OCTOBER IS Blind Awareness Month and many organisations and individuals around the world will focus on education to raise awareness on the accomplishments of those who are blind or visually impaired, and advocate for resources and laws to enable people with visual impairments to live fully productive lives and contribute equally to their communities.
To commemorate this month, the Equal Opportunity Commission (EOC) continues its advocacy efforts to work towards eliminating discrimination against people living with disabilities. People who are blind are protected by the Equal Opportunity Act under the status ground of “disability.” The act prohibits discrimination against people on grounds of sex, race, ethnicity, origin, marital status, religion and disability in the categories of education, employment, provision of goods and services and provision of accommodation.
As the leading state advocate on equality, the EOC occupies a critical role in our society’s progression including advocating for every Trinidadian/Tobagonian so that they have the equal opportunity to make the most of their lives and talents.
It is not uncommon for people who are blind or have low vision to function independently with the same range of abilities as anyone else, once provided with appropriate training and equipment. Thus, they deserve an equal opportunity to employment, education, goods and services and accommodation, while being treated with respect and dignity.
Activities for Blind Awareness Month
* Representatives from the EOC will present at a town hall meeting hosted by the Council for the Development and Enhancement of the Family (CODE-F). This meeting will take place at 5 pm on October 11 at the Point Fortin Borough Corporation Town Hall. The format will take the structure of a panel discussion covering the topic, “Living with visual impairment/blindness and the attending challenges including discrimination.”
The EOC will also set up an information kiosk where people can play games for prizes and ask questions about the rights, which are protected by the Equal Opportunity Act.
* The EOC will also embark on a social media campaign, sharing information capsules about caring and respecting people who are blind or visually impaired.
* Representatives from the EOC will appear on Talk City 91.1 fm on the Holy Spirit Project on October 28 at 11 am to raise awareness on the rights of people who are blind and encourage them to lodge a complaint if they have been discriminated against while accessing the four categories covered by the act.
According to the World Health Organization (WHO), there are at least 2.2 billion people globally who suffer from some form of visual impairment or blindness, inclusive of those who simply wear corrective lenses.
In commemoration of Blind Awareness Month, the WHO has stated, “Everyone, if they live long enough, will experience at least one eye condition in their lifetime.” It is therefore important that the citizenry take advantage of Blind Awareness Month when it rolls around yearly in the month of October, because it brings a heightened focus on the blind and visually impaired community and the realities of adjusting to living with loss of sight.

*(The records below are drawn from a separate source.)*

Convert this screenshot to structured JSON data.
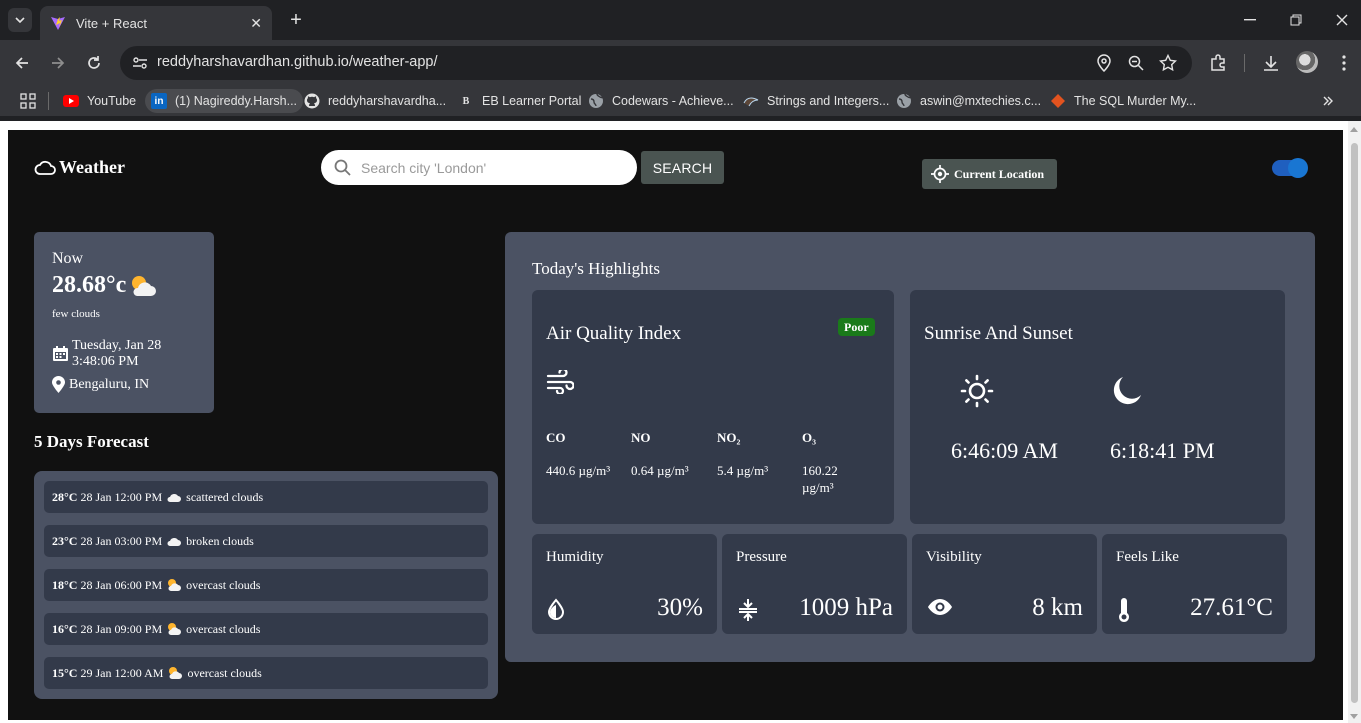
{
  "browser": {
    "tab_title": "Vite + React",
    "url": "reddyharshavardhan.github.io/weather-app/",
    "bookmarks": [
      {
        "label": "YouTube",
        "icon": "youtube-icon"
      },
      {
        "label": "(1) Nagireddy.Harsh...",
        "icon": "linkedin-icon"
      },
      {
        "label": "reddyharshavardha...",
        "icon": "github-icon"
      },
      {
        "label": "EB Learner Portal",
        "icon": "eb-icon"
      },
      {
        "label": "Codewars - Achieve...",
        "icon": "globe-icon"
      },
      {
        "label": "Strings and Integers...",
        "icon": "codechef-icon"
      },
      {
        "label": "aswin@mxtechies.c...",
        "icon": "globe-icon"
      },
      {
        "label": "The SQL Murder My...",
        "icon": "sql-icon"
      }
    ]
  },
  "header": {
    "brand": "Weather",
    "search_placeholder": "Search city 'London'",
    "search_button": "SEARCH",
    "location_button": "Current Location"
  },
  "now": {
    "label": "Now",
    "temp": "28.68°c",
    "desc": "few clouds",
    "date": "Tuesday, Jan 28",
    "time": "3:48:06 PM",
    "location": "Bengaluru, IN"
  },
  "forecast": {
    "title": "5 Days Forecast",
    "items": [
      {
        "temp": "28°C",
        "when": "28 Jan 12:00 PM",
        "desc": "scattered clouds",
        "icon": "cloud"
      },
      {
        "temp": "23°C",
        "when": "28 Jan 03:00 PM",
        "desc": "broken clouds",
        "icon": "cloud"
      },
      {
        "temp": "18°C",
        "when": "28 Jan 06:00 PM",
        "desc": "overcast clouds",
        "icon": "sun-cloud"
      },
      {
        "temp": "16°C",
        "when": "28 Jan 09:00 PM",
        "desc": "overcast clouds",
        "icon": "sun-cloud"
      },
      {
        "temp": "15°C",
        "when": "29 Jan 12:00 AM",
        "desc": "overcast clouds",
        "icon": "sun-cloud"
      }
    ]
  },
  "highlights": {
    "title": "Today's Highlights",
    "aqi": {
      "title": "Air Quality Index",
      "badge": "Poor",
      "badge_color": "#1a7a1a",
      "pollutants": [
        {
          "name": "CO",
          "value": "440.6 µg/m³"
        },
        {
          "name": "NO",
          "value": "0.64 µg/m³"
        },
        {
          "name": "NO₂",
          "value": "5.4 µg/m³"
        },
        {
          "name": "O₃",
          "value": "160.22 µg/m³"
        }
      ]
    },
    "sun": {
      "title": "Sunrise And Sunset",
      "sunrise": "6:46:09 AM",
      "sunset": "6:18:41 PM"
    },
    "humidity": {
      "title": "Humidity",
      "value": "30%"
    },
    "pressure": {
      "title": "Pressure",
      "value": "1009 hPa"
    },
    "visibility": {
      "title": "Visibility",
      "value": "8 km"
    },
    "feels_like": {
      "title": "Feels Like",
      "value": "27.61°C"
    }
  },
  "colors": {
    "background": "#111111",
    "card": "#4b5263",
    "inner_card": "#333a4a",
    "toggle": "#1976d2"
  }
}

The Equal Opportunity Act is an essential piece of legislation because it ensures equality for all including one of the most vulnerable groups in society, people living with disabilities.
If you have been discriminated against based on your disability or any of the status grounds mentioned in this column, you can lodge a complaint at the EOC. Visit our website www.equalopportunity.gov.tt for more information.